§ **Data**:
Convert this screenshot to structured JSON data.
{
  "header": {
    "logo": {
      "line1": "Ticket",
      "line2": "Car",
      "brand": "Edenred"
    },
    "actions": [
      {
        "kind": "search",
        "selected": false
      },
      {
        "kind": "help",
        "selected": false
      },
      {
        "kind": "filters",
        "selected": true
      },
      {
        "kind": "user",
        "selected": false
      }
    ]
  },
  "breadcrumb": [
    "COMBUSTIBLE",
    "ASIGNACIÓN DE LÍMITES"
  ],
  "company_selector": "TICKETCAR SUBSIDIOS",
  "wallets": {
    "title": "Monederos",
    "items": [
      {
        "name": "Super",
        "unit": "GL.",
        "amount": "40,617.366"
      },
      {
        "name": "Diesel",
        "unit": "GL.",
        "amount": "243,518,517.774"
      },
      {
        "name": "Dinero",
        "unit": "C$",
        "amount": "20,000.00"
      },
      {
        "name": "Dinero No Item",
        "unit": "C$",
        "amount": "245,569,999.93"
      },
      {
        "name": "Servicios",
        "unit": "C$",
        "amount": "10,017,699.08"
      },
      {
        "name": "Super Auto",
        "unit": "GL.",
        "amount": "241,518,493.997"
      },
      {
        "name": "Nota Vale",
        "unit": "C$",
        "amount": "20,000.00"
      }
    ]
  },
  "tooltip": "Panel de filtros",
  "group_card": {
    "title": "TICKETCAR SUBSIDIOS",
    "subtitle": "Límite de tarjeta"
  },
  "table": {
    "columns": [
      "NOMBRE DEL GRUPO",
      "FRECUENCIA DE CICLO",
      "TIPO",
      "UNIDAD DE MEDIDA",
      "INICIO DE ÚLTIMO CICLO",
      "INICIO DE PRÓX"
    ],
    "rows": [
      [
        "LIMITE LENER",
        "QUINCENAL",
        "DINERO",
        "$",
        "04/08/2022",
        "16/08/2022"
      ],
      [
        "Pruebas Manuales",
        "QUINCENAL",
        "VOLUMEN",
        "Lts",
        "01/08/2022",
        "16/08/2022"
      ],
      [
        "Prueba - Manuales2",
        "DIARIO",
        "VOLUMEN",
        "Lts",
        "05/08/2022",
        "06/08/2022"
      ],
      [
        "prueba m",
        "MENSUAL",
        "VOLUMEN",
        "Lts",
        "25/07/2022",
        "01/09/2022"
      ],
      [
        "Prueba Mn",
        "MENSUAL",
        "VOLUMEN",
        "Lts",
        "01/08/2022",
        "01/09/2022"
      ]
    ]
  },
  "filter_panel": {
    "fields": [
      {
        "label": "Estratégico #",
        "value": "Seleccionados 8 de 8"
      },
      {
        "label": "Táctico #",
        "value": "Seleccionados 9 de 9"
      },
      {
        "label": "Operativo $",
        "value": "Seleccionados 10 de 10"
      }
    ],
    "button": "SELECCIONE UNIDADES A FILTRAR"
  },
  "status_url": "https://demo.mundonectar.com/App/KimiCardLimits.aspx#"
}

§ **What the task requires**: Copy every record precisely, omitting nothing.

§ **Result of this task**:
Convert this screenshot to structured JSON data.
{
  "header": {
    "logo": {
      "line1": "Ticket",
      "line2": "Car",
      "brand": "Edenred"
    },
    "actions": [
      {
        "kind": "search",
        "selected": false
      },
      {
        "kind": "help",
        "selected": false
      },
      {
        "kind": "filters",
        "selected": true
      },
      {
        "kind": "user",
        "selected": false
      }
    ]
  },
  "breadcrumb": [
    "COMBUSTIBLE",
    "ASIGNACIÓN DE LÍMITES"
  ],
  "company_selector": "TICKETCAR SUBSIDIOS",
  "wallets": {
    "title": "Monederos",
    "items": [
      {
        "name": "Super",
        "unit": "GL.",
        "amount": "40,617.366"
      },
      {
        "name": "Diesel",
        "unit": "GL.",
        "amount": "243,518,517.774"
      },
      {
        "name": "Dinero",
        "unit": "C$",
        "amount": "20,000.00"
      },
      {
        "name": "Dinero No Item",
        "unit": "C$",
        "amount": "245,569,999.93"
      },
      {
        "name": "Servicios",
        "unit": "C$",
        "amount": "10,017,699.08"
      },
      {
        "name": "Super Auto",
        "unit": "GL.",
        "amount": "241,518,493.997"
      },
      {
        "name": "Nota Vale",
        "unit": "C$",
        "amount": "20,000.00"
      }
    ]
  },
  "tooltip": "Panel de filtros",
  "group_card": {
    "title": "TICKETCAR SUBSIDIOS",
    "subtitle": "Límite de tarjeta"
  },
  "table": {
    "columns": [
      "NOMBRE DEL GRUPO",
      "FRECUENCIA DE CICLO",
      "TIPO",
      "UNIDAD DE MEDIDA",
      "INICIO DE ÚLTIMO CICLO",
      "INICIO DE PRÓX"
    ],
    "rows": [
      [
        "LIMITE LENER",
        "QUINCENAL",
        "DINERO",
        "$",
        "04/08/2022",
        "16/08/2022"
      ],
      [
        "Pruebas Manuales",
        "QUINCENAL",
        "VOLUMEN",
        "Lts",
        "01/08/2022",
        "16/08/2022"
      ],
      [
        "Prueba - Manuales2",
        "DIARIO",
        "VOLUMEN",
        "Lts",
        "05/08/2022",
        "06/08/2022"
      ],
      [
        "prueba m",
        "MENSUAL",
        "VOLUMEN",
        "Lts",
        "25/07/2022",
        "01/09/2022"
      ],
      [
        "Prueba Mn",
        "MENSUAL",
        "VOLUMEN",
        "Lts",
        "01/08/2022",
        "01/09/2022"
      ]
    ]
  },
  "filter_panel": {
    "fields": [
      {
        "label": "Estratégico #",
        "value": "Seleccionados 8 de 8"
      },
      {
        "label": "Táctico #",
        "value": "Seleccionados 9 de 9"
      },
      {
        "label": "Operativo $",
        "value": "Seleccionados 10 de 10"
      }
    ],
    "button": "SELECCIONE UNIDADES A FILTRAR"
  },
  "status_url": "https://demo.mundonectar.com/App/KimiCardLimits.aspx#"
}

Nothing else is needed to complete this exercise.